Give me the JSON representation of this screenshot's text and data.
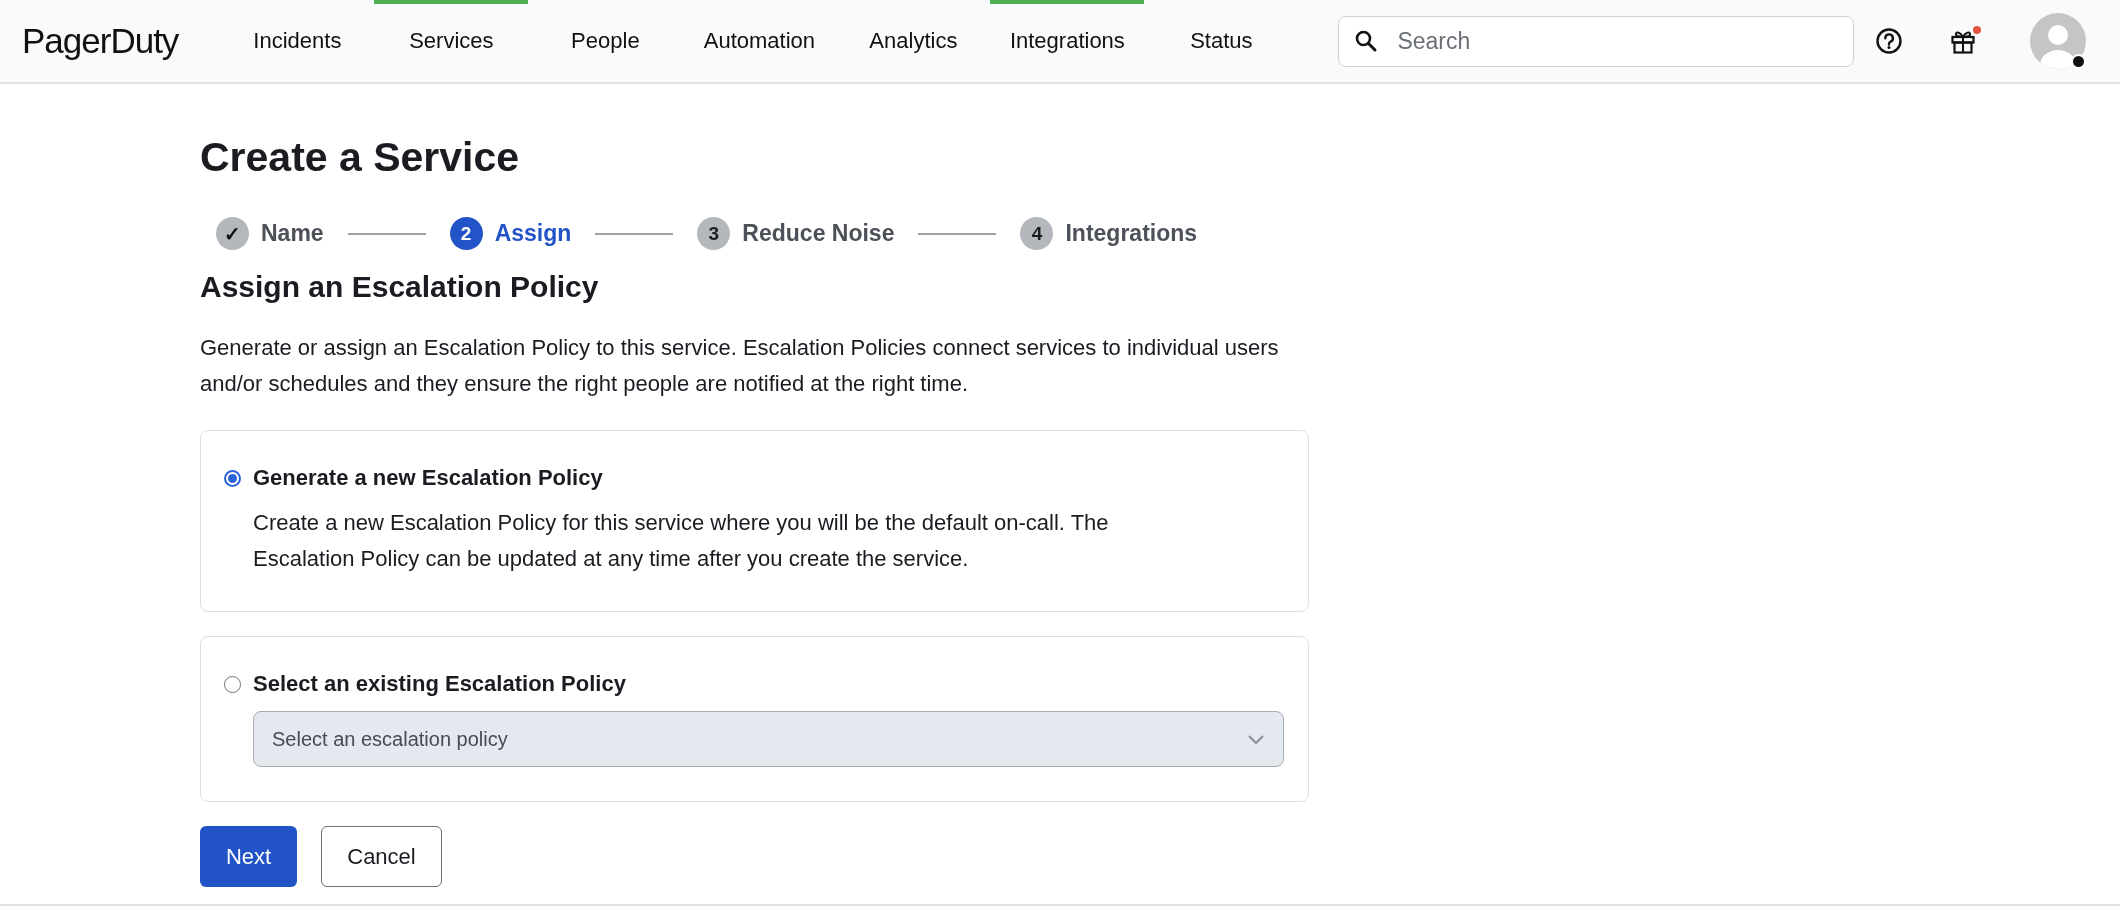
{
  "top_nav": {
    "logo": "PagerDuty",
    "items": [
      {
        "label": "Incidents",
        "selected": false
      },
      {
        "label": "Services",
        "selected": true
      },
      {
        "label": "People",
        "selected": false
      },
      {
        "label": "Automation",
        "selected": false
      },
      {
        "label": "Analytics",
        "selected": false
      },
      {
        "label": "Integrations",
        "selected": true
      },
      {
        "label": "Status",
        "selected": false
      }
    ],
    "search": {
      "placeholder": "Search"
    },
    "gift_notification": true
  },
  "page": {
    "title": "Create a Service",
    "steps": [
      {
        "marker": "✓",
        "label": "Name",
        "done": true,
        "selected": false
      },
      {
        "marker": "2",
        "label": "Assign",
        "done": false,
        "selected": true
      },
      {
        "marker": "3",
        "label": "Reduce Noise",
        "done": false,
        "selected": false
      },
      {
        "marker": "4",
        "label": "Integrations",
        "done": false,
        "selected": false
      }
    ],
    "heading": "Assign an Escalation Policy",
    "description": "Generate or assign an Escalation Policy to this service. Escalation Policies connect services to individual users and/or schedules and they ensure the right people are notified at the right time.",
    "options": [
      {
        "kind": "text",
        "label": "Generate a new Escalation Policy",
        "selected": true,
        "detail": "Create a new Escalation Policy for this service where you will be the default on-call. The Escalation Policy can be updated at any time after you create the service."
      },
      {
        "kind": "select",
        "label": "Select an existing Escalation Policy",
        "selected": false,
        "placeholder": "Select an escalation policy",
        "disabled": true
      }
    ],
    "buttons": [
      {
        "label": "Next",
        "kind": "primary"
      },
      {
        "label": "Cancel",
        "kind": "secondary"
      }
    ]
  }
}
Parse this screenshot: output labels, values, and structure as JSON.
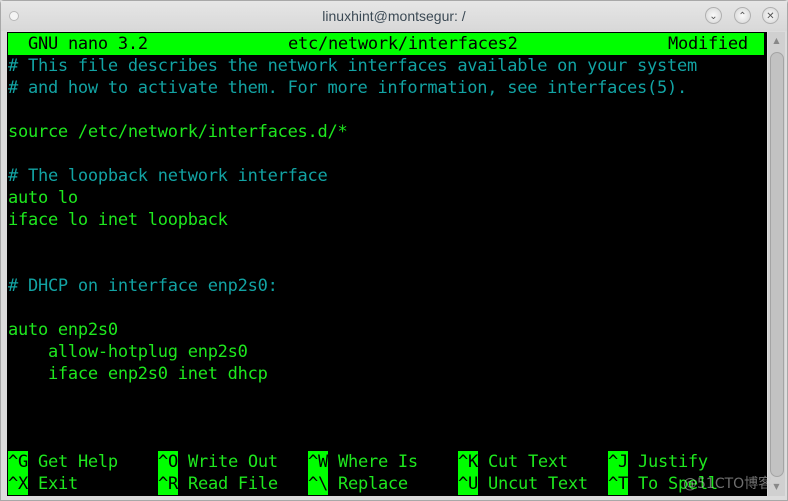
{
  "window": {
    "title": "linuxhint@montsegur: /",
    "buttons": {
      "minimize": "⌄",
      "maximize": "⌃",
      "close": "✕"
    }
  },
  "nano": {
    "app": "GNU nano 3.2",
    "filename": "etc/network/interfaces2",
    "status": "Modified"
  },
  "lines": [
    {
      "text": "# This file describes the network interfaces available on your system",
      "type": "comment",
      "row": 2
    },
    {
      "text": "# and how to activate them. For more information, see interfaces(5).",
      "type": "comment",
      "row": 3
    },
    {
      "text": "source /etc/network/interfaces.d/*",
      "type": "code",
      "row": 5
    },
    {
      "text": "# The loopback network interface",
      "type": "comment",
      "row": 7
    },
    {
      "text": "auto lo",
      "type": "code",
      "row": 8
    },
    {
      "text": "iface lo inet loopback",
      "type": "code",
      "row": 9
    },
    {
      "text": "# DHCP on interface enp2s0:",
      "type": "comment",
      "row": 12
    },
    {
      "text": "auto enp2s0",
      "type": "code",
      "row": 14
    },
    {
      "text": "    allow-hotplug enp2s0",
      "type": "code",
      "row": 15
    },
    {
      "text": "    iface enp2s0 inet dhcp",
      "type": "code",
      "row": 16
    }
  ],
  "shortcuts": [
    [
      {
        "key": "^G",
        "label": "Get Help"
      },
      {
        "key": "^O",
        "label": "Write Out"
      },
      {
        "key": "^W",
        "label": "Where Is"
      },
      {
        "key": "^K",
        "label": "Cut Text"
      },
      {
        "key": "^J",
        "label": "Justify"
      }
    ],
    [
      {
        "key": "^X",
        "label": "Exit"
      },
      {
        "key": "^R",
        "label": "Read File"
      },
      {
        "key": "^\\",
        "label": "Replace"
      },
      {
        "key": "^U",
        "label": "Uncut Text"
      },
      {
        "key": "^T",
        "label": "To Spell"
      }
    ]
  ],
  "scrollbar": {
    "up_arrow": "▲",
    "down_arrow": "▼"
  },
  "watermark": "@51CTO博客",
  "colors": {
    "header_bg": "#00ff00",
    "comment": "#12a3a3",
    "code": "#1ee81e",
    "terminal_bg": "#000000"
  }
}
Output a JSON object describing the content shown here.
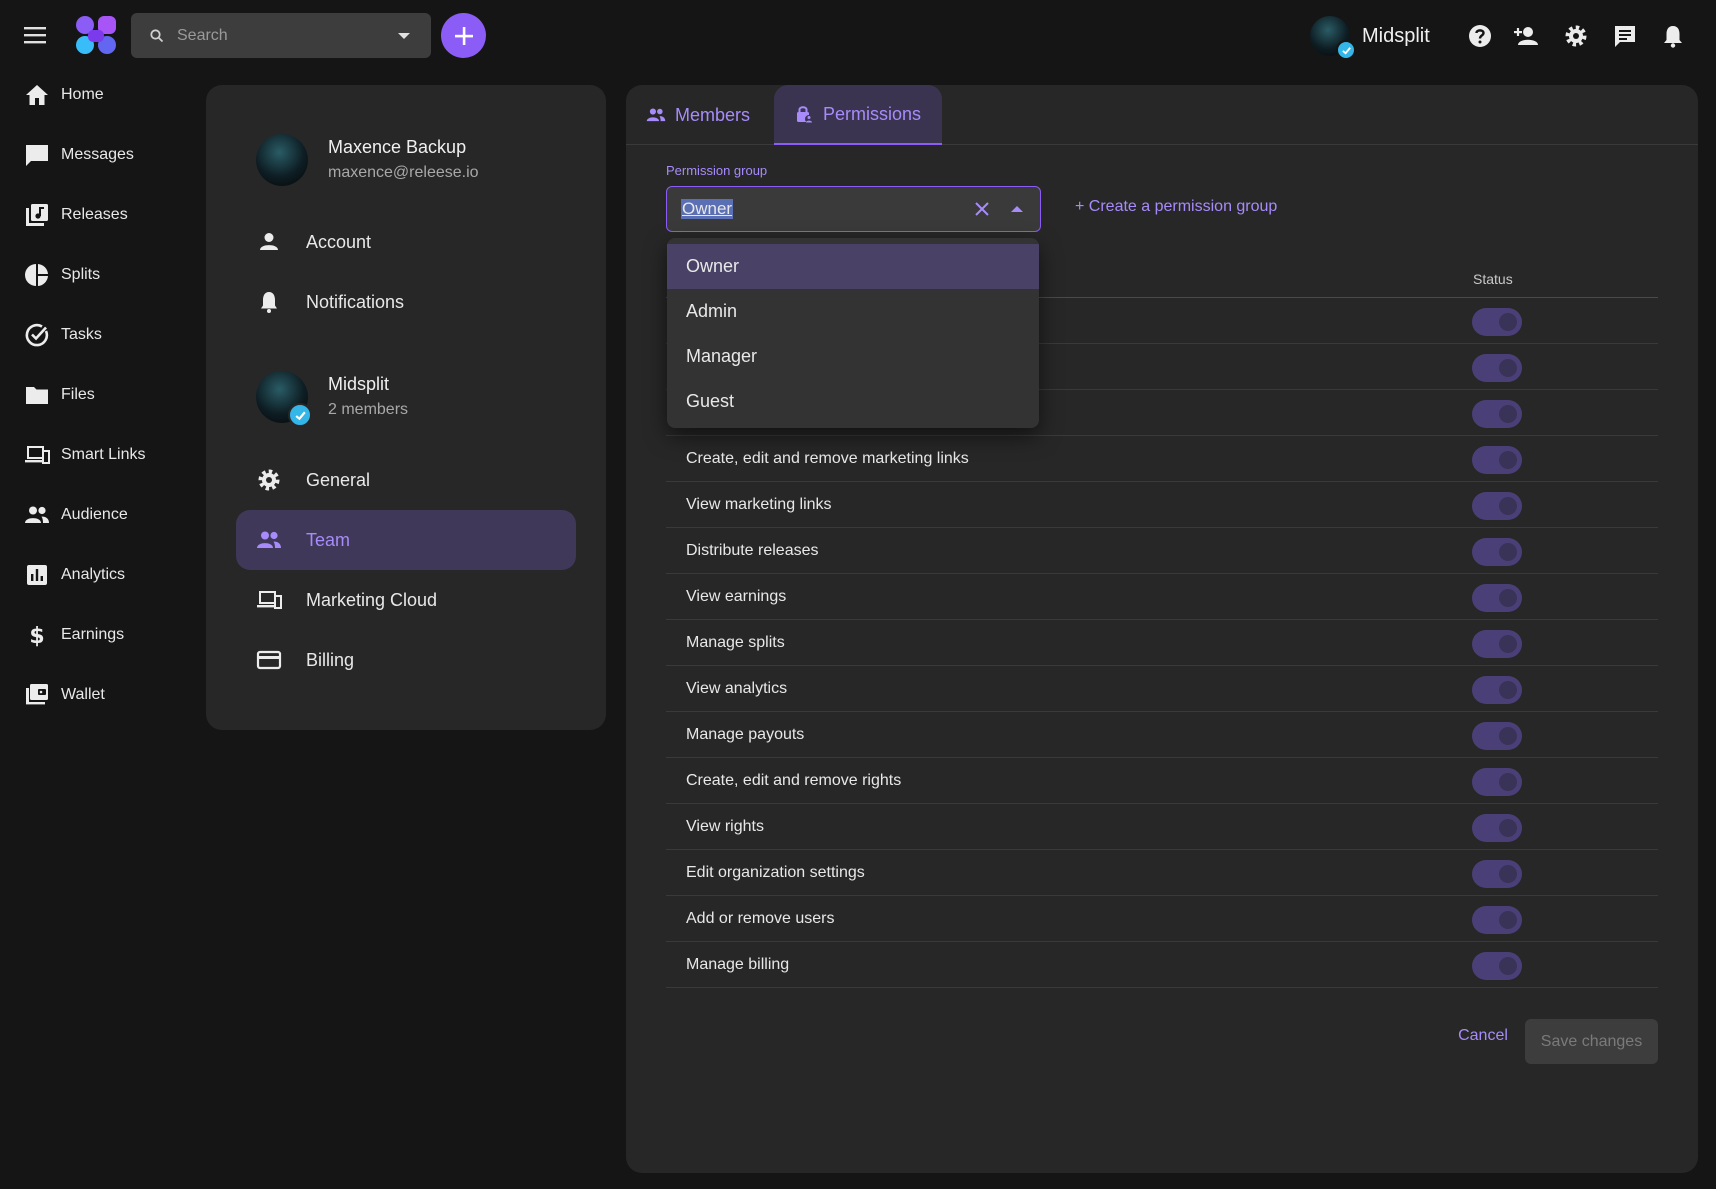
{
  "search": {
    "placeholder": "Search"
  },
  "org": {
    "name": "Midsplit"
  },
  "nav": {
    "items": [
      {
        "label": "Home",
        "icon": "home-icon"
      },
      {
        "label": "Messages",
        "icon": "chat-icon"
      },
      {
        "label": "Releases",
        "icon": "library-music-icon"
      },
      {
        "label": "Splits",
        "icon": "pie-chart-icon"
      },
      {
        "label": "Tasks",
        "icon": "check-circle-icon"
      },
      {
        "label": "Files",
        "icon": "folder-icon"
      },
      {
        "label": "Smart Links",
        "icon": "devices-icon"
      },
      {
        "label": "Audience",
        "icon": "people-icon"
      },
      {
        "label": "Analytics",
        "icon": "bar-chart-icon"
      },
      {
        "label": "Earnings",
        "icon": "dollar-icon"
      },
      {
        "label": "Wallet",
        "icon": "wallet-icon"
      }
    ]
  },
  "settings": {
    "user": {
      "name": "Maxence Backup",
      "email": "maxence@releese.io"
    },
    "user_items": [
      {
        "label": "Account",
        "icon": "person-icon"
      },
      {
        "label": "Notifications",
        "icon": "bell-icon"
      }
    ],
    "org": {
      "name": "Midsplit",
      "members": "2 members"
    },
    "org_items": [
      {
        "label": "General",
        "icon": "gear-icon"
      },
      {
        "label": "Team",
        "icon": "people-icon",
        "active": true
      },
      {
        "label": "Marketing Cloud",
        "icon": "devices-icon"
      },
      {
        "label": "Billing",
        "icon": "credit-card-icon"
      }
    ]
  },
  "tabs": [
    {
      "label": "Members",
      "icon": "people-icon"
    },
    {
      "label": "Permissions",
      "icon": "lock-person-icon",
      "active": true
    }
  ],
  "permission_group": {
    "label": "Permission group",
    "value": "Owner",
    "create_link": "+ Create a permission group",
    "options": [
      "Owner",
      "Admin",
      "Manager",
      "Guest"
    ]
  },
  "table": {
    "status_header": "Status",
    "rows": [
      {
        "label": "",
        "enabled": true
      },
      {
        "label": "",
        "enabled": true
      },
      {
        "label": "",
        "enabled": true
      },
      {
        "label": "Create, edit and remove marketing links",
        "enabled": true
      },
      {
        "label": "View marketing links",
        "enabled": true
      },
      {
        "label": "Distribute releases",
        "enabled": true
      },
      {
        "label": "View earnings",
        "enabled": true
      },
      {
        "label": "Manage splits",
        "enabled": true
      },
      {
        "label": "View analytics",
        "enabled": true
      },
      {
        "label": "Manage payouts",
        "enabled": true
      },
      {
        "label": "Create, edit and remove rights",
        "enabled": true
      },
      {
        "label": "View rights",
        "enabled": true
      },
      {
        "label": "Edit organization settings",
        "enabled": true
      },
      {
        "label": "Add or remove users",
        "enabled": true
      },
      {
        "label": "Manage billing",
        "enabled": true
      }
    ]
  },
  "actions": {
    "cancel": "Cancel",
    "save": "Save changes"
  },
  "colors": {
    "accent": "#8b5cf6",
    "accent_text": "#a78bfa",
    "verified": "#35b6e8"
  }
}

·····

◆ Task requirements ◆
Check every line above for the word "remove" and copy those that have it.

◆ Task solution ◆
        "label": "Create, edit and remove marketing links",
        "label": "Create, edit and remove rights",
        "label": "Add or remove users",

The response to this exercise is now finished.